Aim of the exercise: Count up every line of the data in which "glyph" occurs. The reply is one number and nothing more.

(Data for analysis)

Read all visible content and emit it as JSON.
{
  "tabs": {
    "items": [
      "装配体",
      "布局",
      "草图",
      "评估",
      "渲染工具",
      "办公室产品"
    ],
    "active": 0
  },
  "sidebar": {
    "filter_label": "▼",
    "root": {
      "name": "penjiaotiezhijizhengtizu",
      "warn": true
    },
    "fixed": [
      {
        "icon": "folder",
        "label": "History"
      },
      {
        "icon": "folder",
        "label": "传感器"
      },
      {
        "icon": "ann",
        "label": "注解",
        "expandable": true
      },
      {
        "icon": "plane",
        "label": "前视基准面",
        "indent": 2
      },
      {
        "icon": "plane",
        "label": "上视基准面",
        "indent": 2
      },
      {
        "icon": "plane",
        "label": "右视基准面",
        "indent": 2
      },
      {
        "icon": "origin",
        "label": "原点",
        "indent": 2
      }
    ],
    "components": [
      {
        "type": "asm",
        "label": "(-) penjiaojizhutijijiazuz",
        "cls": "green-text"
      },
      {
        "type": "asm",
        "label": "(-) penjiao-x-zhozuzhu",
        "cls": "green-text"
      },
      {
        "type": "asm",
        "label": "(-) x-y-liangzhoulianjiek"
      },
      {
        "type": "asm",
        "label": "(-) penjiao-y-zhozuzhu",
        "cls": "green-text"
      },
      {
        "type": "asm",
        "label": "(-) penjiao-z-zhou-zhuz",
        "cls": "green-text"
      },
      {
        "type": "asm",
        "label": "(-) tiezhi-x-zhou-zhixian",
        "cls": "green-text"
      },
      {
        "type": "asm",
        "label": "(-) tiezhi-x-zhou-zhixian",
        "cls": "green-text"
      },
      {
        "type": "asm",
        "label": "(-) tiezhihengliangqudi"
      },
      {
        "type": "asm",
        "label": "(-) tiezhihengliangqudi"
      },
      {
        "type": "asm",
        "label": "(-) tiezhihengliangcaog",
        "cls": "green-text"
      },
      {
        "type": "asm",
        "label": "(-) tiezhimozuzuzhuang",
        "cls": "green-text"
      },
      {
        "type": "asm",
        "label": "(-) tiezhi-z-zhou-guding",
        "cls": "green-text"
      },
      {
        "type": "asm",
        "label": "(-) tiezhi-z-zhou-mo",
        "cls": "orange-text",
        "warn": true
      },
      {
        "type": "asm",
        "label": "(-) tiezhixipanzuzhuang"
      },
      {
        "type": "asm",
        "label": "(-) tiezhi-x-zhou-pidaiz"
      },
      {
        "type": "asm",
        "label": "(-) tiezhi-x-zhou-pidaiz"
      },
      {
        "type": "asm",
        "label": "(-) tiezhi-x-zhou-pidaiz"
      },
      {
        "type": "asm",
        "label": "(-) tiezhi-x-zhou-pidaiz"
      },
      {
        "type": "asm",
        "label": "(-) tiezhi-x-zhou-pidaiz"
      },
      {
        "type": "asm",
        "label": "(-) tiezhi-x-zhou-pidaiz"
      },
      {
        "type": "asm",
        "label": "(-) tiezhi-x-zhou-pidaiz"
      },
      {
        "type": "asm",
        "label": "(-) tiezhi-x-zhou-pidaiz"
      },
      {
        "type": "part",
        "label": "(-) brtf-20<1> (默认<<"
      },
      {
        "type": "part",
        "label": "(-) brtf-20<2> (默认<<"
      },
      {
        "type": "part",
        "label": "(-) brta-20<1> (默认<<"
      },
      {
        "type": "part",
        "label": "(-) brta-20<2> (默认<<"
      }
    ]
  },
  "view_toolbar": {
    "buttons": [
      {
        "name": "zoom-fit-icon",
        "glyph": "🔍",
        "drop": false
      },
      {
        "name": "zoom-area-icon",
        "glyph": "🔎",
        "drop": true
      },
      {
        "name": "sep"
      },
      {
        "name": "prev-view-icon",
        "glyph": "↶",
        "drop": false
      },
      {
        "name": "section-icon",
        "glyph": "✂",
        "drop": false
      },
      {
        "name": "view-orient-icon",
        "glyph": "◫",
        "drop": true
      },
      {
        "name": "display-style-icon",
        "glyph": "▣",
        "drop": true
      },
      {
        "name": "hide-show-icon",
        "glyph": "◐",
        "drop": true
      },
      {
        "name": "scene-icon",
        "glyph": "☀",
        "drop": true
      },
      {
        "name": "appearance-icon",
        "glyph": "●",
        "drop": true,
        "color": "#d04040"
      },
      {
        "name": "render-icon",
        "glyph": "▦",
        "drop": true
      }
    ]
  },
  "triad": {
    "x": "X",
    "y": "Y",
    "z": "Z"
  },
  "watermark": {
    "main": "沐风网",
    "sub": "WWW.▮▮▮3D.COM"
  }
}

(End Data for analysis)

The completed task: 10